#### Exercise:
What should come back is the data below, word for word, minus any picture.

#### Exercise material:
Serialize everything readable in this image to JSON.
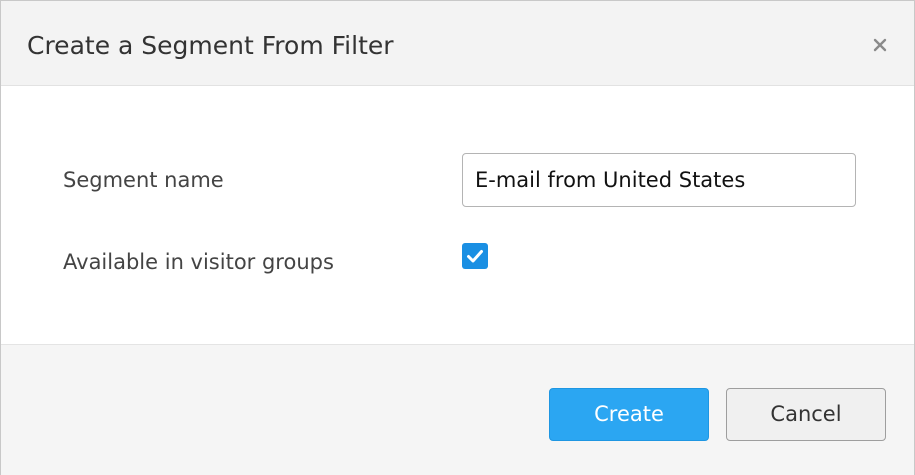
{
  "dialog": {
    "title": "Create a Segment From Filter",
    "close_icon": "close-icon"
  },
  "form": {
    "segment_name_label": "Segment name",
    "segment_name_value": "E-mail from United States",
    "visitor_groups_label": "Available in visitor groups",
    "visitor_groups_checked": true,
    "checkbox_icon": "checkmark-icon"
  },
  "buttons": {
    "create_label": "Create",
    "cancel_label": "Cancel"
  },
  "colors": {
    "primary": "#2ba6f2",
    "checkbox": "#1a8fe3",
    "header_bg": "#f3f3f3",
    "footer_bg": "#f5f5f5"
  }
}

#### Exercise result:
Serialize everything readable in this image to JSON.
{
  "dialog": {
    "title": "Create a Segment From Filter",
    "close_icon": "close-icon"
  },
  "form": {
    "segment_name_label": "Segment name",
    "segment_name_value": "E-mail from United States",
    "visitor_groups_label": "Available in visitor groups",
    "visitor_groups_checked": true,
    "checkbox_icon": "checkmark-icon"
  },
  "buttons": {
    "create_label": "Create",
    "cancel_label": "Cancel"
  },
  "colors": {
    "primary": "#2ba6f2",
    "checkbox": "#1a8fe3",
    "header_bg": "#f3f3f3",
    "footer_bg": "#f5f5f5"
  }
}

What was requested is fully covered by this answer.